> _WHAT THIS TASK INVOLVES_
Pull from the data below each line where the word "Vista" occurs, and copy it.

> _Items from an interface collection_
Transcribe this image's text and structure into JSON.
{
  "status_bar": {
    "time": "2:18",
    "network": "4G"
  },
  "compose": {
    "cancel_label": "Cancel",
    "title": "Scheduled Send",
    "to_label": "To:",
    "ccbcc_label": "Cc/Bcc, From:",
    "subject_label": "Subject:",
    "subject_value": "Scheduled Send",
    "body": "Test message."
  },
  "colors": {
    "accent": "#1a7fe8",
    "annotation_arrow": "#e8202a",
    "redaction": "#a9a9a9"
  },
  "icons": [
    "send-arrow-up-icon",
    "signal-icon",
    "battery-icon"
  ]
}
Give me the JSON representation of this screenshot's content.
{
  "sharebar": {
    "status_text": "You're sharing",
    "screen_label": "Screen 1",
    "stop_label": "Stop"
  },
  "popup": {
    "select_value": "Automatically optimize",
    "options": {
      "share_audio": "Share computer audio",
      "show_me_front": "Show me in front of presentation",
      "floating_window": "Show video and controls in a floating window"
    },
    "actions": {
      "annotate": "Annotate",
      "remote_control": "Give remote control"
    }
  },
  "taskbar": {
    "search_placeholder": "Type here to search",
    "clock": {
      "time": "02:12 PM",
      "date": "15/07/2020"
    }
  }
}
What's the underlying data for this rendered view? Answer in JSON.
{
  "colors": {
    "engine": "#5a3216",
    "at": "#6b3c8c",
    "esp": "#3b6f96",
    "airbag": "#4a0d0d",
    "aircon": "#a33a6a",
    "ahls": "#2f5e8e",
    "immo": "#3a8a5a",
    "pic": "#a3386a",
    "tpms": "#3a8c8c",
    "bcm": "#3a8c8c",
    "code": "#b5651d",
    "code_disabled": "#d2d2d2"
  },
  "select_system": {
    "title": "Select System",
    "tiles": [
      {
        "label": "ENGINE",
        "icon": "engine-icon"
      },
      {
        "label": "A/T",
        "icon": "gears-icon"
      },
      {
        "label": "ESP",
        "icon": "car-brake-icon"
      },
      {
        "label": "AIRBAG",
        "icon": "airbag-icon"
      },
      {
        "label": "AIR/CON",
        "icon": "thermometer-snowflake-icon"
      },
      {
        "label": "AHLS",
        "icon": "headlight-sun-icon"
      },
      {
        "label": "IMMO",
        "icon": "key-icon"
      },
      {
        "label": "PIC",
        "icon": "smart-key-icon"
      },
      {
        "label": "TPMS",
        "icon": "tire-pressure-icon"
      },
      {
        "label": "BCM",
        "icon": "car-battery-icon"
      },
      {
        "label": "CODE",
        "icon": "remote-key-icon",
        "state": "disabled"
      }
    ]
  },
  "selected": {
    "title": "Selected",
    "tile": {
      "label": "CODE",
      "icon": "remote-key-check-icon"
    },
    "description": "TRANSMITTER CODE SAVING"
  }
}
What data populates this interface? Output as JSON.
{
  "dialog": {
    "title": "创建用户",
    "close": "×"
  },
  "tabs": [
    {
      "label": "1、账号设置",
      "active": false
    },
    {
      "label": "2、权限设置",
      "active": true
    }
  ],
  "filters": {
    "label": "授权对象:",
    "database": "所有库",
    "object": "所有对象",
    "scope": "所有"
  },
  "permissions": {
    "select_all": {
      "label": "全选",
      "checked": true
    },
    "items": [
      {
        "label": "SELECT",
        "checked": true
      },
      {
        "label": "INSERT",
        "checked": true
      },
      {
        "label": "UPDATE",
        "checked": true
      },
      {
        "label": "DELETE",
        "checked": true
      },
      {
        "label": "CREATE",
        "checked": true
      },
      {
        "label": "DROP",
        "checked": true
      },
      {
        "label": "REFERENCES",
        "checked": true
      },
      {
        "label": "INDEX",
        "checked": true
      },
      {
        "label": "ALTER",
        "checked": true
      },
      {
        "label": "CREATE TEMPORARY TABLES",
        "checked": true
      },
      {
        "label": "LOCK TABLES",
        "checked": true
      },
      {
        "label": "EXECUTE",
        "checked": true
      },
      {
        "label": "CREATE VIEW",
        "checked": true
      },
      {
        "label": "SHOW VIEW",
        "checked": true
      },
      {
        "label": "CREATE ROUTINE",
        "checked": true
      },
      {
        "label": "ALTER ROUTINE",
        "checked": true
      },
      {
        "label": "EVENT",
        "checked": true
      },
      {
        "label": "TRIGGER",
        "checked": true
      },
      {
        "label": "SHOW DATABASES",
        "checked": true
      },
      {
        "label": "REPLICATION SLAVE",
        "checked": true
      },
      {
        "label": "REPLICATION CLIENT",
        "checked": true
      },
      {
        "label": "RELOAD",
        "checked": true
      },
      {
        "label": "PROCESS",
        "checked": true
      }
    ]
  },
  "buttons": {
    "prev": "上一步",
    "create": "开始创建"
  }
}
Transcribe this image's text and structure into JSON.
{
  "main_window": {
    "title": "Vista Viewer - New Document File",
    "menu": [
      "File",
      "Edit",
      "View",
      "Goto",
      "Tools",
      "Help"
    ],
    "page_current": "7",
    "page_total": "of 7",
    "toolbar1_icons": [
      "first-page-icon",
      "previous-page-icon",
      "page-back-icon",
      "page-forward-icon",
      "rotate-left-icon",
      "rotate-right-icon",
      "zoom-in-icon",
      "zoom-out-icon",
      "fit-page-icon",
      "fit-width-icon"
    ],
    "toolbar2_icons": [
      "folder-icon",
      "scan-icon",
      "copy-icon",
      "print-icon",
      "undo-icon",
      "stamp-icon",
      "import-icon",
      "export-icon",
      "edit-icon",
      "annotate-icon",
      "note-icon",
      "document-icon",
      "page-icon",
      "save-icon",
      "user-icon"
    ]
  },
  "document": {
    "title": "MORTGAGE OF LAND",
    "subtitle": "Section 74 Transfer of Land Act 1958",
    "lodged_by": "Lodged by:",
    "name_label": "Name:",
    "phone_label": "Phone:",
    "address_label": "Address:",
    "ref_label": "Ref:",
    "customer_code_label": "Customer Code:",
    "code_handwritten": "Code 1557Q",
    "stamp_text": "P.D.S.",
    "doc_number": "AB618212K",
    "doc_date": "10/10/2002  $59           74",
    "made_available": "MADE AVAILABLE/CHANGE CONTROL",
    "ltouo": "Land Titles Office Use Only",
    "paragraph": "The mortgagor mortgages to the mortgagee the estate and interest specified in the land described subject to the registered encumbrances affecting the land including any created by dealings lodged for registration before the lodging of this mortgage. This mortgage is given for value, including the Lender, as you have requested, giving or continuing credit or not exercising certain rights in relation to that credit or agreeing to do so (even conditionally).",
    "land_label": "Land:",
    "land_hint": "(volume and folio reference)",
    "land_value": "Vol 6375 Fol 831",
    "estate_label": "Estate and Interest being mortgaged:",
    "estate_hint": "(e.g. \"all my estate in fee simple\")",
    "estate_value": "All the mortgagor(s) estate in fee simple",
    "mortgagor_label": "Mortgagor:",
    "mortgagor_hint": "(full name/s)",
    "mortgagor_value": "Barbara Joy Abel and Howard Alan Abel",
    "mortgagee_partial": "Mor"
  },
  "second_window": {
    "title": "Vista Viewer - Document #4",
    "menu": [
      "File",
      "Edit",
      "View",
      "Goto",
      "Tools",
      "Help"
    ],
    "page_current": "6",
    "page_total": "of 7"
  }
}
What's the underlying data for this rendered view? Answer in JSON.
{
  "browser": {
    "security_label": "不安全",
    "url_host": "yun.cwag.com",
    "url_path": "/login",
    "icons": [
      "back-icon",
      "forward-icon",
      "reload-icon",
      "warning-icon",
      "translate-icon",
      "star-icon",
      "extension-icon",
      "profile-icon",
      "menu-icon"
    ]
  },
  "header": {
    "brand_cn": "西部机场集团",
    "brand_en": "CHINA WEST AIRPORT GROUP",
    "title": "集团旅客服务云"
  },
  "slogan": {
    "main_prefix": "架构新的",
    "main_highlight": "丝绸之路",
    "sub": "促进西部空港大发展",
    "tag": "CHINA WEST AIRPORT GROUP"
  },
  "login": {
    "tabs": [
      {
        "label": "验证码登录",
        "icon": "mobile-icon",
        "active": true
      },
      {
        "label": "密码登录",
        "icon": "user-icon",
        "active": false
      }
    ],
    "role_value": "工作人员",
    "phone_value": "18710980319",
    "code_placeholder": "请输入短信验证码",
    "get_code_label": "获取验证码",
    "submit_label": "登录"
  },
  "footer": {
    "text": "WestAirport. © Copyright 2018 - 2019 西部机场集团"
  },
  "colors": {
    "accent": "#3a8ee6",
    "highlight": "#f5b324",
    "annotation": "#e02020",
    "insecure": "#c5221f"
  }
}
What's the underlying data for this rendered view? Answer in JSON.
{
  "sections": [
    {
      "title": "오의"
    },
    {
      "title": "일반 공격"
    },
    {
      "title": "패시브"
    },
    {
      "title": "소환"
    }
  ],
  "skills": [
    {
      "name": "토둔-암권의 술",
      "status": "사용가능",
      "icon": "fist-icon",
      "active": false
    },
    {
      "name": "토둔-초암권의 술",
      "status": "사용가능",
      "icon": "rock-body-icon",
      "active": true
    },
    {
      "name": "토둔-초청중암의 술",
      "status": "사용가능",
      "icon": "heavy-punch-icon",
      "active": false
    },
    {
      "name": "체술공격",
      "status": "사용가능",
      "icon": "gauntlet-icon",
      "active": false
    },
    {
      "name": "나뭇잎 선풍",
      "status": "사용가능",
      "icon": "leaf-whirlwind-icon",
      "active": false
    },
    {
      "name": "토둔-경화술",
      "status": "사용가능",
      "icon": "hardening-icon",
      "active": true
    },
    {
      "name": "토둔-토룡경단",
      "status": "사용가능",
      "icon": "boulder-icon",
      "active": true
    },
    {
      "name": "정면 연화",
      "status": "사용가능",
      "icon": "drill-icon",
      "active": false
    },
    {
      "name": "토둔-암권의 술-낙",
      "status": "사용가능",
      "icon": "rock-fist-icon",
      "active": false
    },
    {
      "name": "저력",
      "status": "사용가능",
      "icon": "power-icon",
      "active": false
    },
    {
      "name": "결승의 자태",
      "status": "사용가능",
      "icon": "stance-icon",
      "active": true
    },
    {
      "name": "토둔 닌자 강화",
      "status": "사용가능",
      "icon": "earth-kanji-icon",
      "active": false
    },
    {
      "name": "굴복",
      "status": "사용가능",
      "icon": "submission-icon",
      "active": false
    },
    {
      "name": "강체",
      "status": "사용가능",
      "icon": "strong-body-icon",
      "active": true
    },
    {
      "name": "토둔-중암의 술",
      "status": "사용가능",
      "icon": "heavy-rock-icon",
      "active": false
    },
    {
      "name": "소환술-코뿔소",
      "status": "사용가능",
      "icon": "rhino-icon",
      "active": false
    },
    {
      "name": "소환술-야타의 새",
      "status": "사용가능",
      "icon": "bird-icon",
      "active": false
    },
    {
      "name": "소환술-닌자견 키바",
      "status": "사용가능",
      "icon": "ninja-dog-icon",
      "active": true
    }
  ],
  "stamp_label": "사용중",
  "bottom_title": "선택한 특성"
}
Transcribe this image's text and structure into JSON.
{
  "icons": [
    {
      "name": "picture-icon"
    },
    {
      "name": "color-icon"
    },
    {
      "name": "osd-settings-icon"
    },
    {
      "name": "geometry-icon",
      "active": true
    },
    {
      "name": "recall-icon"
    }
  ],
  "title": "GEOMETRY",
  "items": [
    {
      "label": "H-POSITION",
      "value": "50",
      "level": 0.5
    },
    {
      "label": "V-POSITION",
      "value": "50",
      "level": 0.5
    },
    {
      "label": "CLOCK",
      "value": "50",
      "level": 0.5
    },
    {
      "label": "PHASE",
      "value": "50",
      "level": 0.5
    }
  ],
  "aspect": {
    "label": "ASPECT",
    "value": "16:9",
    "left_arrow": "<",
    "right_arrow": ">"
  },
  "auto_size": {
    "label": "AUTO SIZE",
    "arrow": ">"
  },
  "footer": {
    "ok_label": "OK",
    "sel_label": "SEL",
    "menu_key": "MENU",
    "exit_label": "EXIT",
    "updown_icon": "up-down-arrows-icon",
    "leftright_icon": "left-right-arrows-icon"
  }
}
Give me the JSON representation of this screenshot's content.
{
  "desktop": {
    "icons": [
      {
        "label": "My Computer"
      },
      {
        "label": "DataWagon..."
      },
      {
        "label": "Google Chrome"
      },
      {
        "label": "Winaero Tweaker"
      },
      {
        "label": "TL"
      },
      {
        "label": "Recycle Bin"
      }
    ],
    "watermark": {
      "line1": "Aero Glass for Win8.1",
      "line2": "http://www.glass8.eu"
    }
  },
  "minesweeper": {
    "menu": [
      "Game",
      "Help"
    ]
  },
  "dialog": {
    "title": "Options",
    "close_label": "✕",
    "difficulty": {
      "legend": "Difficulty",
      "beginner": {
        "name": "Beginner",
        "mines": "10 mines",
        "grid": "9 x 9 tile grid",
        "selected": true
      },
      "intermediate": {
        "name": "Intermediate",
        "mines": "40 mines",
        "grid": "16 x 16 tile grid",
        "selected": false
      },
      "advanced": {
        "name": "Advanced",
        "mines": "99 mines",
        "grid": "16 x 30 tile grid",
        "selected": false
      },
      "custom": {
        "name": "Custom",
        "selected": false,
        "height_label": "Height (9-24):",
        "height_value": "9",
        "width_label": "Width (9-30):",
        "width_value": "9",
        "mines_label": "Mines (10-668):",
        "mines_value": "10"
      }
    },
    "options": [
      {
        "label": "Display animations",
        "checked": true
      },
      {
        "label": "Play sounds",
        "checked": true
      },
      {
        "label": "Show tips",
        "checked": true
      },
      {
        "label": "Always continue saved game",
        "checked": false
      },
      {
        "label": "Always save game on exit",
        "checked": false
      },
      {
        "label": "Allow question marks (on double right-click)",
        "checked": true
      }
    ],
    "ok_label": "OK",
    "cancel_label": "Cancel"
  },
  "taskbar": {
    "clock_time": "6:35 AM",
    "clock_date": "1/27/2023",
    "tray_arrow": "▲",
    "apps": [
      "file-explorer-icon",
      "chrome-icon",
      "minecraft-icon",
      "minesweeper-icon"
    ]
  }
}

> _WRITTEN ANSWER_
    "title": "Vista Viewer - New Document File",
    "title": "Vista Viewer - Document #4",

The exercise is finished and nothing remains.